In 2012, Geoffrey Hinton changed the way machines see the world.
Along with two graduate students at the University of Toronto, Hinton, a professor there, built a system that could analyse thousands of photos and teach itself to identify common objects like flowers and cars with an accuracy that didn’t seem possible.
He and his students soon moved to Google, and the mathematical technique that drove their system — called a neural network — spread across the tech world. This is how autonomous cars recognise things like street signs and pedestrians.
But as Hinton himself points out, his idea has had its limits. If a neural network is trained on images that show a coffee cup only from a side, for example, it is unlikely to recognise a coffee cup turned upside down.
Now Hinton and Sara Sabour, a young Google researcher, are exploring an alternative mathematical technique that he calls a capsule network. The idea is to build a system that sees more like a human. If a neural network sees the world in two dimensions, a capsule network can see it in three.
Hinton, a 69-year-old British expatriate, opened Google’s artificial intelligence lab in Toronto this year. The new lab is emblematic of what some believe to be the future of cutting-edge tech research: Much of it is expected to happen outside the United States in Europe, China and longtime AI research centres, like Toronto, that are more welcoming to immigrant researchers.
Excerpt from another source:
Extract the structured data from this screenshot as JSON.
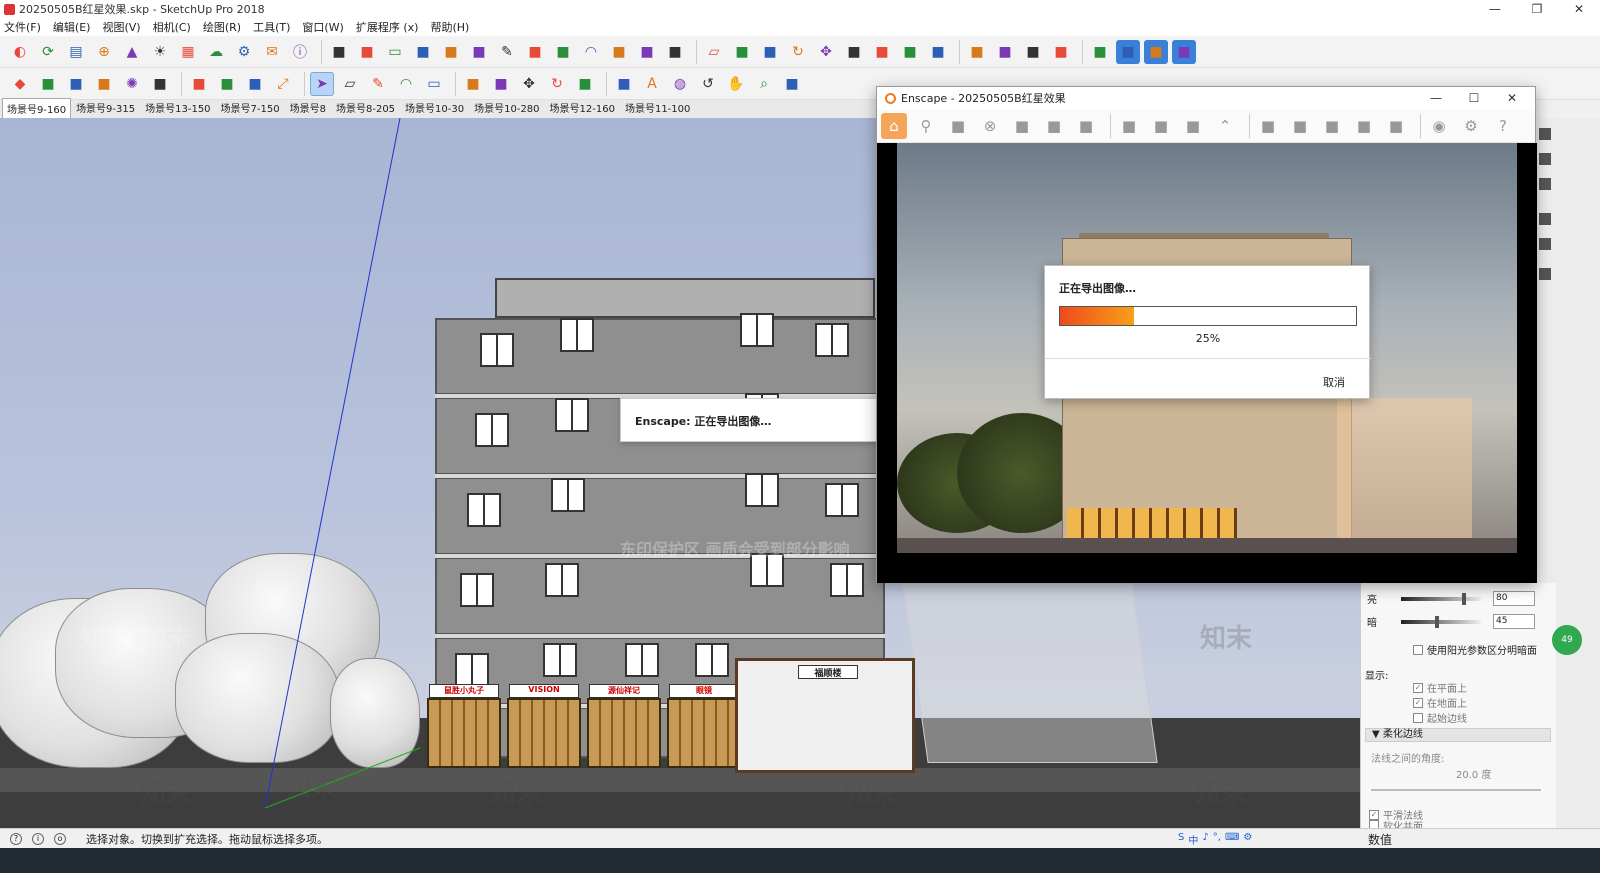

Sabour is an Iranian researcher who wound up in Toronto after the US government denied her a visa to study computer vision at the University of Washington. Her task is to turn Hinton’s conceptual idea into a mathematical reality, and the project is bearing fruit. They recently published a paper showing that in certain situations their method can more accurately recognise objects when viewing them from unfamiliar angles. “It can generalise much better than the traditional neural nets everyone is now using,” Sabour said.
When I walked into his office this month, Hinton, dressed in his usual button-down shirt and sweater, handed me two large white blocks. They looked like something he had found at the bottom of an old toy chest.
He explained the blocks were two halves of a pyramid, and he asked if I could put the pyramid back together. That didn’t seem too hard. The blocks were oddly shaped, but each had only five sides. All I had to do was find the two sides that matched and line them up. But I couldn’t.
Most people fail this test, he told me, including two tenured professors at the Massachusetts Institute of Technology. One declined to try, and the other insisted it wasn’t possible. It is possible. But we all failed, Hinton explained, because the puzzle undercuts the natural way we see something like a pyramid.
We do not recognise an object by looking at one side and then another and then another. We picture the whole thing sitting in three-dimensional space. And because of the way the puzzle cuts the pyramid in two, it prevents us from picturing it in 3-D space as we normally would.
With his capsule networks, Hinton aims to finally give machines the same three-dimensional perspective that humans have — allowing them to recognise a coffee cup from any angle after learning what it looks like from only one. This is not something that neural networks can do. “It is a fact that is ignored by researchers in computer vision,” he said. “And that is a huge mistake.”
Loosely modelled on the web of neurons in the human brain, neural networks are algorithms that can learn discrete tasks by identifying patterns in large amounts of data. By analysing thousands of car photos, for instance, a neural network can learn to recognise a car.
© 2017 The New York Times